While initial red varieties came from Osoyoos, increasingly used estate grown, Lillooet fruit, as in 70% for this vintage. Forward darker black fruit and rosemary notes, followed by earthy and blue fruit notes on the medium bodied palate. Enjoy it with slow-cooked pork, foraged sautéed mushrooms, or on its own.
Harper’s Trail Cabernet Franc 2012 ($26)
Bright red fruit on top followed by a medium bodied palate of blackberry and raspberry notes wrapped in easy tannins and juicy acidity, with slightly mineral undertones and good length to finish. Pair with winter dishes like cassoulet, duck breast or firm cheeses such as cheddar.

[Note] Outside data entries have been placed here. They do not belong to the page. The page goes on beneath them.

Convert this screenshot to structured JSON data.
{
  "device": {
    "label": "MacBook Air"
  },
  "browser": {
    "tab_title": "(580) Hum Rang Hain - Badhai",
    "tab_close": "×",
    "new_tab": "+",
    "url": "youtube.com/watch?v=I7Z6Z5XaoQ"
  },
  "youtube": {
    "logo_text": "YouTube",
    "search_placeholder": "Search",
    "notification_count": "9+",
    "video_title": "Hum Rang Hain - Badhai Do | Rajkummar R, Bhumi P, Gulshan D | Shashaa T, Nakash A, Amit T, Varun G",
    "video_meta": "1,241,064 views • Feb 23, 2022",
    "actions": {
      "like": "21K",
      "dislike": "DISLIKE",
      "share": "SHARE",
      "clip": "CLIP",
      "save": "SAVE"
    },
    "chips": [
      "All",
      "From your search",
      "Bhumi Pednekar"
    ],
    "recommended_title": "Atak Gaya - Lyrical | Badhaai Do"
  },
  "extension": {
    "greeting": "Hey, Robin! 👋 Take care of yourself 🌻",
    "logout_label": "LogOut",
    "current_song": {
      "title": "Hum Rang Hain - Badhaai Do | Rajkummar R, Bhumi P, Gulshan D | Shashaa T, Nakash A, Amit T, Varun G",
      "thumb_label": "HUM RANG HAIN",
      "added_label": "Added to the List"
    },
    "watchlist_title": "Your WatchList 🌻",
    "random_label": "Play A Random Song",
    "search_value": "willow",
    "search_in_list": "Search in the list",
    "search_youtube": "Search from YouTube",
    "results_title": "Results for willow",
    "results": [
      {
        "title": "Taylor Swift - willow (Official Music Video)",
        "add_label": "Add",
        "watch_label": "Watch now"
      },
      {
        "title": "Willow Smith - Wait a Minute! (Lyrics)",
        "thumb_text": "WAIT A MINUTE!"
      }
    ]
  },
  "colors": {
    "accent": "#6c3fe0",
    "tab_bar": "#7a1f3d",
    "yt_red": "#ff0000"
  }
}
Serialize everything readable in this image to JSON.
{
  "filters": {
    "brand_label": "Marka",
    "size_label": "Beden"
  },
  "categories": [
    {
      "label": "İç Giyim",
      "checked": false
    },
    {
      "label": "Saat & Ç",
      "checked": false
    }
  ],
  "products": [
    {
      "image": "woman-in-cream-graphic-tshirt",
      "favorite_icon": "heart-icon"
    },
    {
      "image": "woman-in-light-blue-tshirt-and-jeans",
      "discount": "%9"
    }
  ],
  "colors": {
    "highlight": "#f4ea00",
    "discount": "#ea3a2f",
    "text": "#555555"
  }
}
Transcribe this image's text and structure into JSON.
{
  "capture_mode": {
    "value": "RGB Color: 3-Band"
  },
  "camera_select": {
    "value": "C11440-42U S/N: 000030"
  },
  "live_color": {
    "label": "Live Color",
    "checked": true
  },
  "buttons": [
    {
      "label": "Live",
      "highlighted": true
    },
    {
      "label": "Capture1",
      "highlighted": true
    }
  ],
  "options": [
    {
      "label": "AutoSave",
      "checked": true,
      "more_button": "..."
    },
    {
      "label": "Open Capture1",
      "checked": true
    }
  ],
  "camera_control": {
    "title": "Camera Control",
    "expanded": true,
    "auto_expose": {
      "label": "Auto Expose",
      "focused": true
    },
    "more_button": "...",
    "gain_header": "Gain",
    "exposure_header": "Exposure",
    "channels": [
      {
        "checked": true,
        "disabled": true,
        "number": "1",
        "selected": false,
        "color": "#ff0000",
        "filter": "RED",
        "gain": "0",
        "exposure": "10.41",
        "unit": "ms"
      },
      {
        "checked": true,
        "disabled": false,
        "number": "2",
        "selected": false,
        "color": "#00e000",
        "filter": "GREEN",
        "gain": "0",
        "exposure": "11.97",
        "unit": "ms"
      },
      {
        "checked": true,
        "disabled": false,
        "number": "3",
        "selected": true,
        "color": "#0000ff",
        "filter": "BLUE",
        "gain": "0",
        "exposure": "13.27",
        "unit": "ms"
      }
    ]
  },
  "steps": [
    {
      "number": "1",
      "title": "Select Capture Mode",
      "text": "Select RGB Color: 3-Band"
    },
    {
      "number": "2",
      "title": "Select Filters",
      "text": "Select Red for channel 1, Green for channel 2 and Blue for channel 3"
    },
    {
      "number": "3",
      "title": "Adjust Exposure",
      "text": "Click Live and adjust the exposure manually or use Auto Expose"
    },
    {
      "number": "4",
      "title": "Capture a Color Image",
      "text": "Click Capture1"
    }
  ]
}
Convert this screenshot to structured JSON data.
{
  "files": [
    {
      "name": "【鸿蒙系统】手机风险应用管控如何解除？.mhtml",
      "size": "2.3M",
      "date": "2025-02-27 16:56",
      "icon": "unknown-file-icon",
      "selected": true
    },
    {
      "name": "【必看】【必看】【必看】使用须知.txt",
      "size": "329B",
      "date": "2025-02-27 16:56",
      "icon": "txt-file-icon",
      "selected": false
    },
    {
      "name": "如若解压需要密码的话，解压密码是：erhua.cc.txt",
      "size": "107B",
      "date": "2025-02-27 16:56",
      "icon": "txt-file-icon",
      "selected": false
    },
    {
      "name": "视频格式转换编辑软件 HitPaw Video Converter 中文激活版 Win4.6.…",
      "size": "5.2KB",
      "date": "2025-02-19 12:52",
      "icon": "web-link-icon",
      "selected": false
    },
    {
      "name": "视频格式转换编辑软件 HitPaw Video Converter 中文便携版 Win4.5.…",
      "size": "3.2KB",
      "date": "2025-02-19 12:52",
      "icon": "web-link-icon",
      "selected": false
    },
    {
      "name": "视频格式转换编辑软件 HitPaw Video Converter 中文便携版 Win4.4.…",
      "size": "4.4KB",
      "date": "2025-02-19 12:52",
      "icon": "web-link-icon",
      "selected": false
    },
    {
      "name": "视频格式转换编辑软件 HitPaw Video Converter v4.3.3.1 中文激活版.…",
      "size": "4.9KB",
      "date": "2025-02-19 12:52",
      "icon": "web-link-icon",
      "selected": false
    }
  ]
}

Hester Creek 2012 Cabernet Franc ($29)
The original planting in BC, dating from the 1960s, yields aromas of deep red fruit and vanilla before a layered palate bing cherry and mulberry, wrapped in juicy acidity with good structure, approachable tannins and a lengthy close. Match with duck magret or venison.
Owen Cabernet Franc 2011 ($26)
Berries and dark chocolate on top, followed by a juicy palate with boysenberry and blueberry notes, a touch of minerality and approachable, easy tannins. Think pasta with tomato-based sauce. Part of Okanagan Crush Pad Okanagan Wine Campus Series, produced with West sommelier Owen Knowlton.
Seven Stones Cabernet Franc 2011, Similkameen ($30)
Up front red and black fruit notes with a well structured palate of plummy and raspberry notes, layered and well integrated tannins and a slightly spicy, lingering close.
Stags Hollow Cabernet Franc 2012 ($28)
Up front blackberry and cherry with toasty hints and some earthy notes, followed by a full bodied palate with well balanced tannins and juicy acidity. Pair with braised meats and vegetables.
Tinhorn Creek Cabernet Franc 2012 ($22)
Black Sage bench single block yields forward red and black fruit with some that was specially selected to create the Oldfield Series vintage. Up front red fruit with some herbal notes followed by a well-balanced cherry, raspberry and vanilla toned palate with structured but approachable tannins and a good close.
Tinhorn Creek Oldfield Series 2Bench Rosé 2013 ($20)
While Tinhorn’s “regular” Oldfield Cab Franc (introduced in 2010) is made only in certain vintages, more recently rosé has been taking centre stage. Rhubarb and strawberry front, followed by a crisp, dry palate.